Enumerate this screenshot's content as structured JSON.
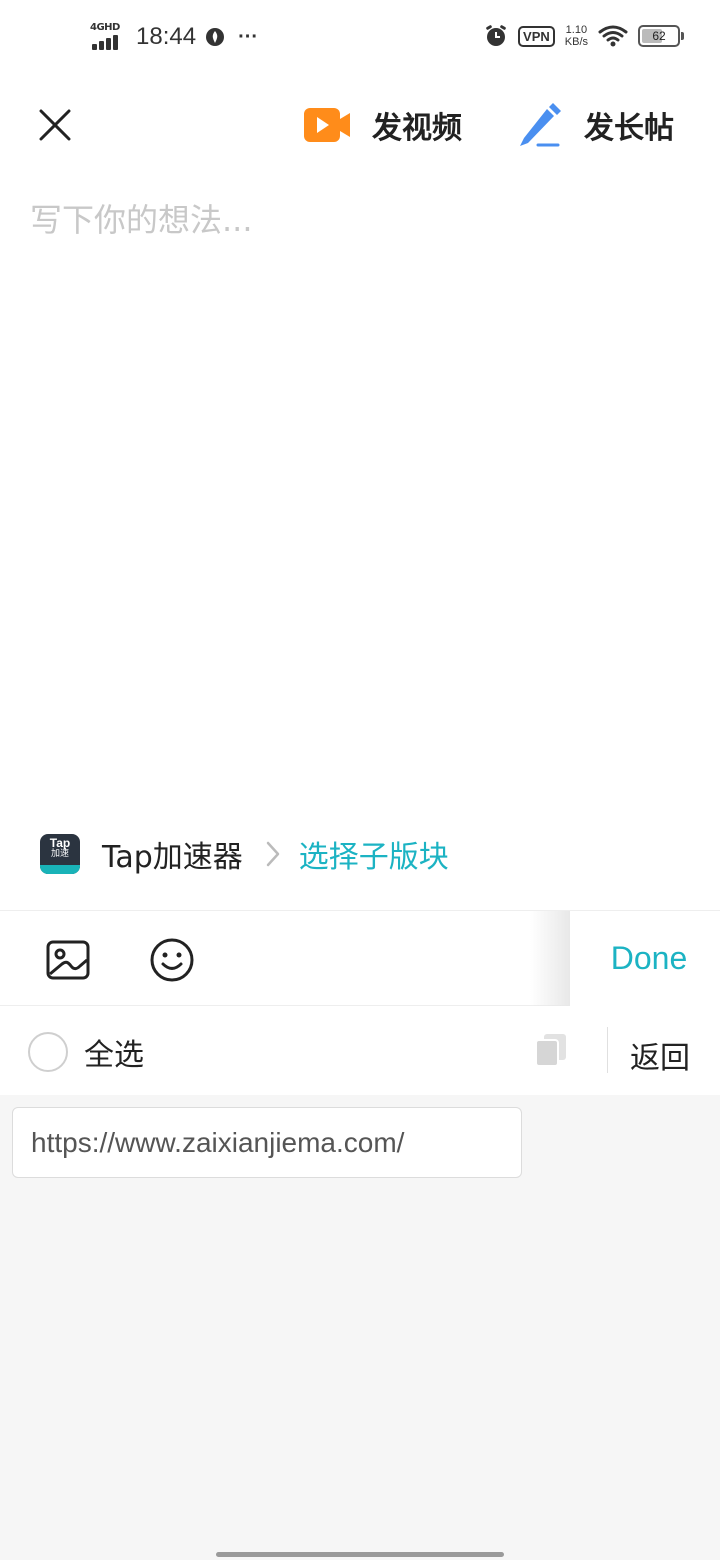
{
  "status_bar": {
    "network": "4GHD",
    "time": "18:44",
    "more": "···",
    "vpn": "VPN",
    "speed_value": "1.10",
    "speed_unit": "KB/s",
    "battery_level": 62,
    "battery_text": "62"
  },
  "topbar": {
    "video_label": "发视频",
    "long_post_label": "发长帖",
    "video_icon_color": "#ff8c1a",
    "pen_icon_color": "#4a8ff0"
  },
  "compose": {
    "placeholder": "写下你的想法...",
    "value": ""
  },
  "forum": {
    "logo_line1": "Tap",
    "logo_line2": "加速",
    "name": "Tap加速器",
    "subforum_label": "选择子版块",
    "accent": "#1cb3c3"
  },
  "toolbar": {
    "done_label": "Done"
  },
  "clipboard": {
    "select_all_label": "全选",
    "back_label": "返回",
    "items": [
      {
        "text": "https://www.zaixianjiema.com/"
      }
    ]
  }
}
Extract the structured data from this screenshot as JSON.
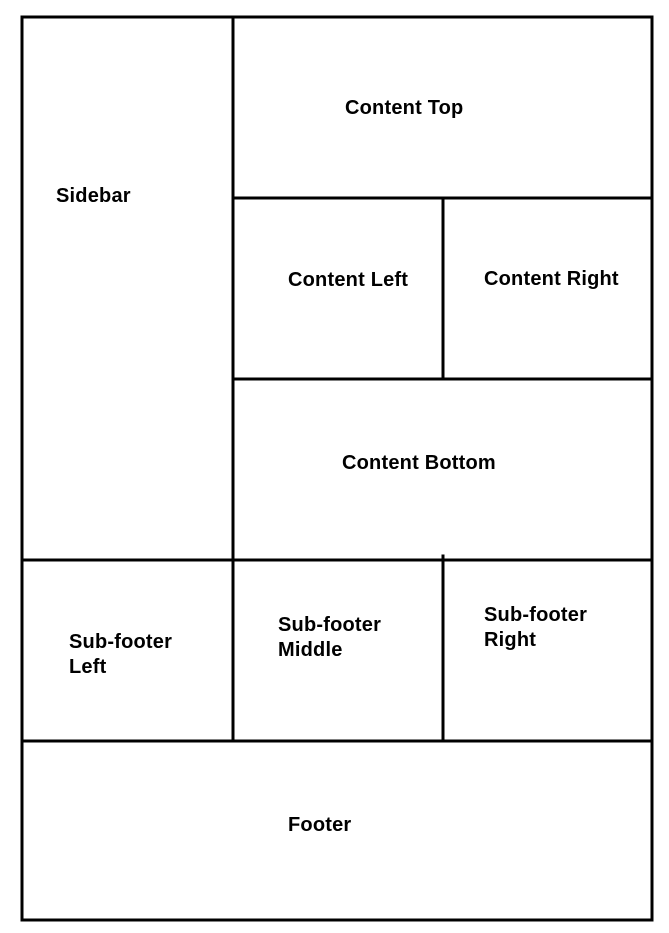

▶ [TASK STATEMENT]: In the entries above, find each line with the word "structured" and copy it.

▶ [OUTPUT FOR THIS EXERCISE]:
Enumerate this screenshot's content as structured JSON.
Extract the structured data from this screenshot as JSON.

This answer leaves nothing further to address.